■ PROBLEM DETAILS
In the records below, count the lines that have "EDITS" and answer with the number alone.

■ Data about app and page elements
_ _ _ _ _ _ _

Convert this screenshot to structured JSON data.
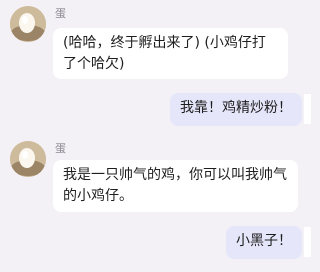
{
  "messages": [
    {
      "sender": "蛋",
      "text": "(哈哈，终于孵出来了) (小鸡仔打了个哈欠)",
      "side": "left"
    },
    {
      "text": "我靠！鸡精炒粉！",
      "side": "right"
    },
    {
      "sender": "蛋",
      "text": "我是一只帅气的鸡，你可以叫我帅气的小鸡仔。",
      "side": "left"
    },
    {
      "text": "小黑子！",
      "side": "right"
    }
  ],
  "colors": {
    "background": "#f3f1f6",
    "incoming_bubble": "#ffffff",
    "outgoing_bubble": "#e6e6fb",
    "sender_name": "#8a8790"
  },
  "icons": {
    "avatar": "egg-avatar-icon"
  }
}
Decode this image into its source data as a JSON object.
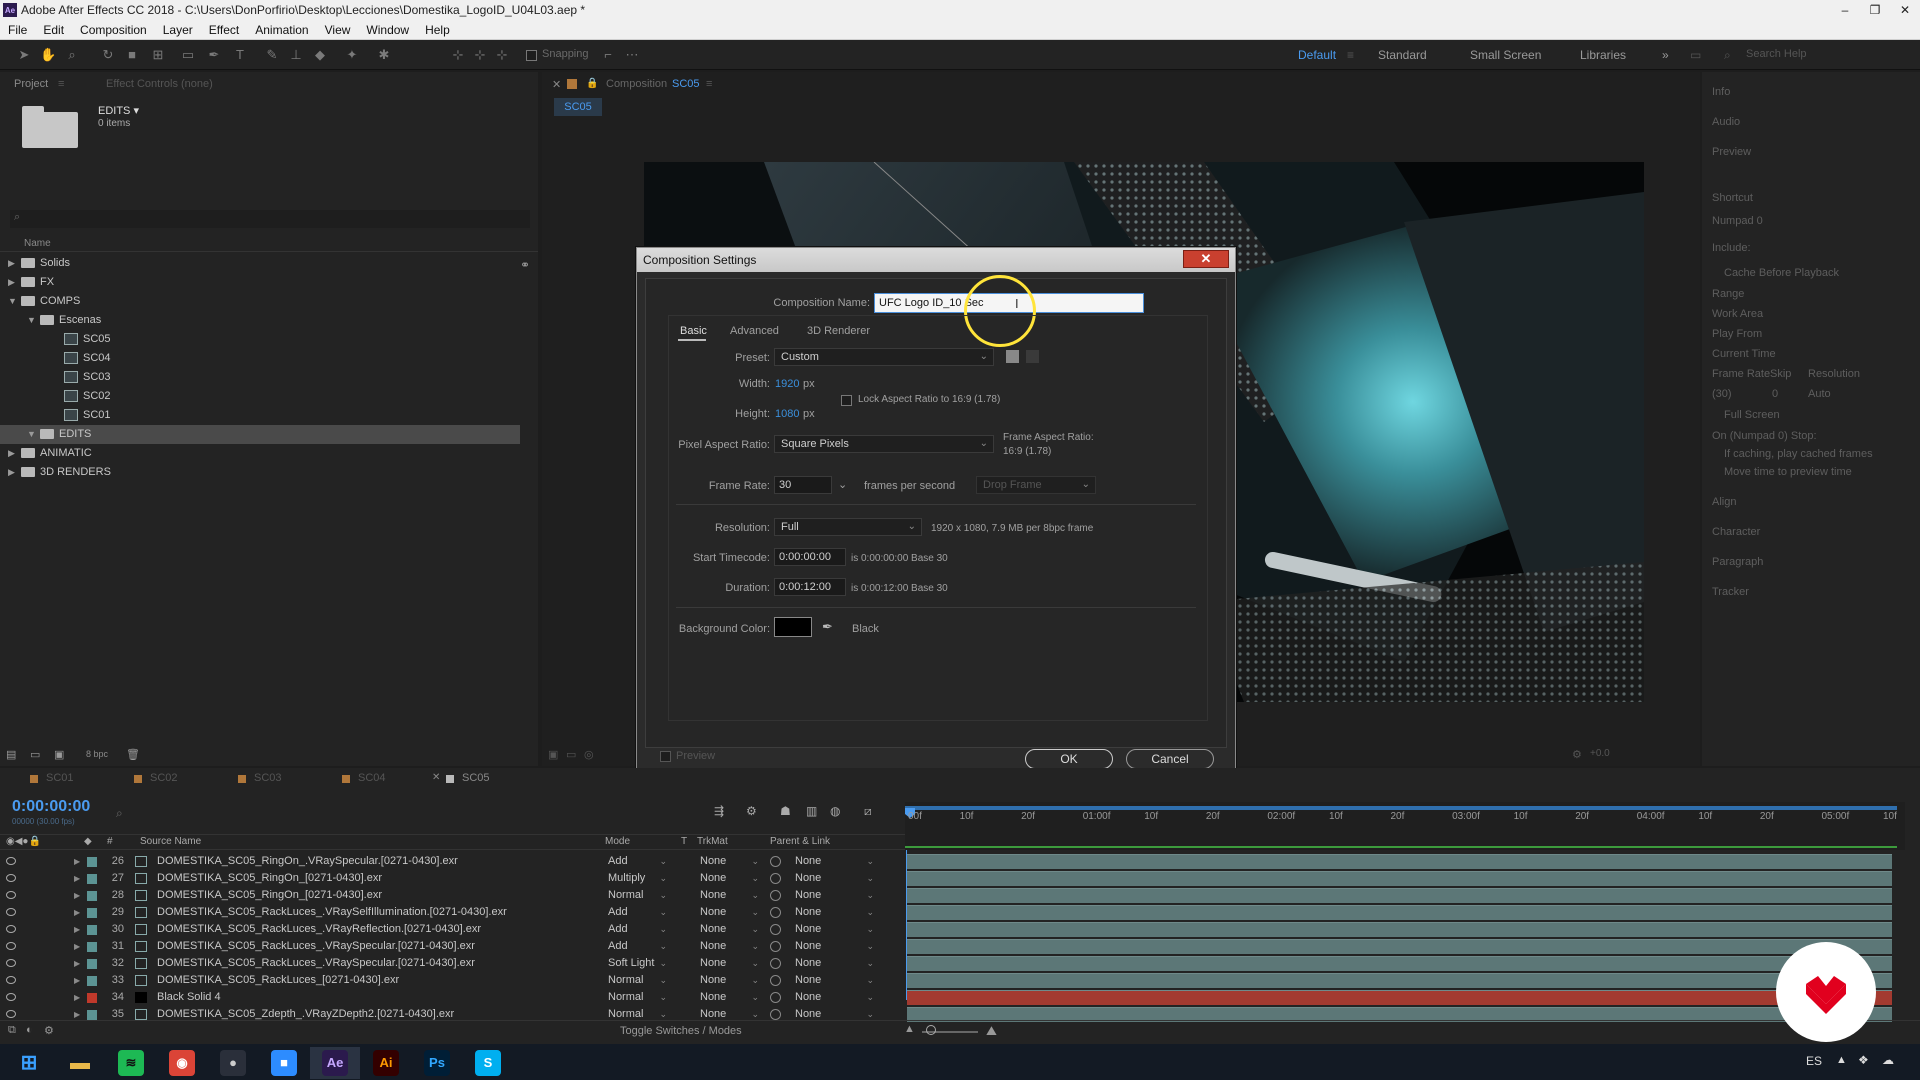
{
  "window": {
    "app_badge": "Ae",
    "title": "Adobe After Effects CC 2018 - C:\\Users\\DonPorfirio\\Desktop\\Lecciones\\Domestika_LogoID_U04L03.aep *",
    "minimize": "–",
    "restore": "❐",
    "close": "✕"
  },
  "menu": [
    "File",
    "Edit",
    "Composition",
    "Layer",
    "Effect",
    "Animation",
    "View",
    "Window",
    "Help"
  ],
  "toolbar": {
    "snapping_label": "Snapping",
    "workspaces": [
      "Default",
      "Standard",
      "Small Screen",
      "Libraries"
    ],
    "more_workspaces": "»",
    "search_help_placeholder": "Search Help"
  },
  "project_panel": {
    "tab_project": "Project",
    "tab_effect_controls": "Effect Controls (none)",
    "selected_item_name": "EDITS ▾",
    "selected_item_info": "0 items",
    "column_name": "Name",
    "tree": [
      {
        "label": "Solids",
        "level": 0,
        "type": "folder",
        "expanded": false
      },
      {
        "label": "FX",
        "level": 0,
        "type": "folder",
        "expanded": false
      },
      {
        "label": "COMPS",
        "level": 0,
        "type": "folder",
        "expanded": true
      },
      {
        "label": "Escenas",
        "level": 1,
        "type": "folder",
        "expanded": true
      },
      {
        "label": "SC05",
        "level": 2,
        "type": "comp"
      },
      {
        "label": "SC04",
        "level": 2,
        "type": "comp"
      },
      {
        "label": "SC03",
        "level": 2,
        "type": "comp"
      },
      {
        "label": "SC02",
        "level": 2,
        "type": "comp"
      },
      {
        "label": "SC01",
        "level": 2,
        "type": "comp"
      },
      {
        "label": "EDITS",
        "level": 1,
        "type": "folder",
        "expanded": true,
        "selected": true
      },
      {
        "label": "ANIMATIC",
        "level": 0,
        "type": "folder",
        "expanded": false
      },
      {
        "label": "3D RENDERS",
        "level": 0,
        "type": "folder",
        "expanded": false
      }
    ],
    "bpc_label": "8 bpc"
  },
  "composition_panel": {
    "header_prefix": "Composition",
    "header_comp": "SC05",
    "tab": "SC05",
    "exposure": "+0.0"
  },
  "dialog": {
    "title": "Composition Settings",
    "close": "✕",
    "comp_name_label": "Composition Name:",
    "comp_name_value": "UFC Logo ID_10 Sec",
    "tabs": [
      "Basic",
      "Advanced",
      "3D Renderer"
    ],
    "preset_label": "Preset:",
    "preset_value": "Custom",
    "width_label": "Width:",
    "width_value": "1920",
    "width_unit": "px",
    "height_label": "Height:",
    "height_value": "1080",
    "height_unit": "px",
    "lock_aspect_label": "Lock Aspect Ratio to 16:9 (1.78)",
    "par_label": "Pixel Aspect Ratio:",
    "par_value": "Square Pixels",
    "frame_aspect_label": "Frame Aspect Ratio:",
    "frame_aspect_value": "16:9 (1.78)",
    "frame_rate_label": "Frame Rate:",
    "frame_rate_value": "30",
    "fps_label": "frames per second",
    "drop_frame": "Drop Frame",
    "resolution_label": "Resolution:",
    "resolution_value": "Full",
    "resolution_info": "1920 x 1080, 7.9 MB per 8bpc frame",
    "start_tc_label": "Start Timecode:",
    "start_tc_value": "0:00:00:00",
    "start_tc_info": "is 0:00:00:00  Base 30",
    "duration_label": "Duration:",
    "duration_value": "0:00:12:00",
    "duration_info": "is 0:00:12:00  Base 30",
    "bg_color_label": "Background Color:",
    "bg_color_name": "Black",
    "bg_color_hex": "#000000",
    "preview_label": "Preview",
    "ok": "OK",
    "cancel": "Cancel"
  },
  "right_panel": {
    "items": [
      "Info",
      "Audio",
      "Preview",
      "Shortcut",
      "Numpad 0",
      "Include:",
      "Cache Before Playback",
      "Range",
      "Work Area",
      "Play From",
      "Current Time",
      "Frame Rate",
      "Skip",
      "Resolution",
      "(30)",
      "0",
      "Auto",
      "Full Screen",
      "On (Numpad 0) Stop:",
      "If caching, play cached frames",
      "Move time to preview time",
      "Align",
      "Character",
      "Paragraph",
      "Tracker"
    ]
  },
  "timeline": {
    "tabs": [
      "SC01",
      "SC02",
      "SC03",
      "SC04",
      "SC05"
    ],
    "tab_colors": [
      "#b0773a",
      "#b0773a",
      "#b0773a",
      "#b0773a",
      "#b9b9b9"
    ],
    "current_time": "0:00:00:00",
    "current_time_sub": "00000 (30.00 fps)",
    "col_source_name": "Source Name",
    "col_mode": "Mode",
    "col_t": "T",
    "col_trkmat": "TrkMat",
    "col_parent": "Parent & Link",
    "ruler": [
      "00f",
      "10f",
      "20f",
      "01:00f",
      "10f",
      "20f",
      "02:00f",
      "10f",
      "20f",
      "03:00f",
      "10f",
      "20f",
      "04:00f",
      "10f",
      "20f",
      "05:00f",
      "10f"
    ],
    "layers": [
      {
        "num": "26",
        "name": "DOMESTIKA_SC05_RingOn_.VRaySpecular.[0271-0430].exr",
        "mode": "Add",
        "trkmat": "None",
        "parent": "None",
        "color": "#5c9494"
      },
      {
        "num": "27",
        "name": "DOMESTIKA_SC05_RingOn_[0271-0430].exr",
        "mode": "Multiply",
        "trkmat": "None",
        "parent": "None",
        "color": "#5c9494"
      },
      {
        "num": "28",
        "name": "DOMESTIKA_SC05_RingOn_[0271-0430].exr",
        "mode": "Normal",
        "trkmat": "None",
        "parent": "None",
        "color": "#5c9494"
      },
      {
        "num": "29",
        "name": "DOMESTIKA_SC05_RackLuces_.VRaySelfIllumination.[0271-0430].exr",
        "mode": "Add",
        "trkmat": "None",
        "parent": "None",
        "color": "#5c9494"
      },
      {
        "num": "30",
        "name": "DOMESTIKA_SC05_RackLuces_.VRayReflection.[0271-0430].exr",
        "mode": "Add",
        "trkmat": "None",
        "parent": "None",
        "color": "#5c9494"
      },
      {
        "num": "31",
        "name": "DOMESTIKA_SC05_RackLuces_.VRaySpecular.[0271-0430].exr",
        "mode": "Add",
        "trkmat": "None",
        "parent": "None",
        "color": "#5c9494"
      },
      {
        "num": "32",
        "name": "DOMESTIKA_SC05_RackLuces_.VRaySpecular.[0271-0430].exr",
        "mode": "Soft Light",
        "trkmat": "None",
        "parent": "None",
        "color": "#5c9494"
      },
      {
        "num": "33",
        "name": "DOMESTIKA_SC05_RackLuces_[0271-0430].exr",
        "mode": "Normal",
        "trkmat": "None",
        "parent": "None",
        "color": "#5c9494"
      },
      {
        "num": "34",
        "name": "Black Solid 4",
        "mode": "Normal",
        "trkmat": "None",
        "parent": "None",
        "color": "#c0392b"
      },
      {
        "num": "35",
        "name": "DOMESTIKA_SC05_Zdepth_.VRayZDepth2.[0271-0430].exr",
        "mode": "Normal",
        "trkmat": "None",
        "parent": "None",
        "color": "#5c9494"
      }
    ],
    "toggle_label": "Toggle Switches / Modes"
  },
  "taskbar": {
    "apps": [
      {
        "name": "windows-start",
        "glyph": "⊞",
        "color": "#3aa0ff",
        "bg": "transparent"
      },
      {
        "name": "file-explorer",
        "glyph": "▬",
        "color": "#e8b84a",
        "bg": "transparent"
      },
      {
        "name": "spotify",
        "glyph": "≋",
        "color": "#111",
        "bg": "#1db954"
      },
      {
        "name": "chrome",
        "glyph": "◉",
        "color": "#fff",
        "bg": "#db4437"
      },
      {
        "name": "obs",
        "glyph": "●",
        "color": "#ccc",
        "bg": "#2a2f3a"
      },
      {
        "name": "zoom",
        "glyph": "■",
        "color": "#fff",
        "bg": "#2d8cff"
      },
      {
        "name": "after-effects",
        "glyph": "Ae",
        "color": "#c6a8ff",
        "bg": "#2b1a4d"
      },
      {
        "name": "illustrator",
        "glyph": "Ai",
        "color": "#ff9a00",
        "bg": "#330000"
      },
      {
        "name": "photoshop",
        "glyph": "Ps",
        "color": "#31a8ff",
        "bg": "#001e36"
      },
      {
        "name": "skype",
        "glyph": "S",
        "color": "#fff",
        "bg": "#00aff0"
      }
    ],
    "lang": "ES"
  },
  "watermark": {
    "brand": "domestika",
    "color": "#e1001e"
  }
}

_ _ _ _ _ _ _

■ WRITTEN SOLUTION
2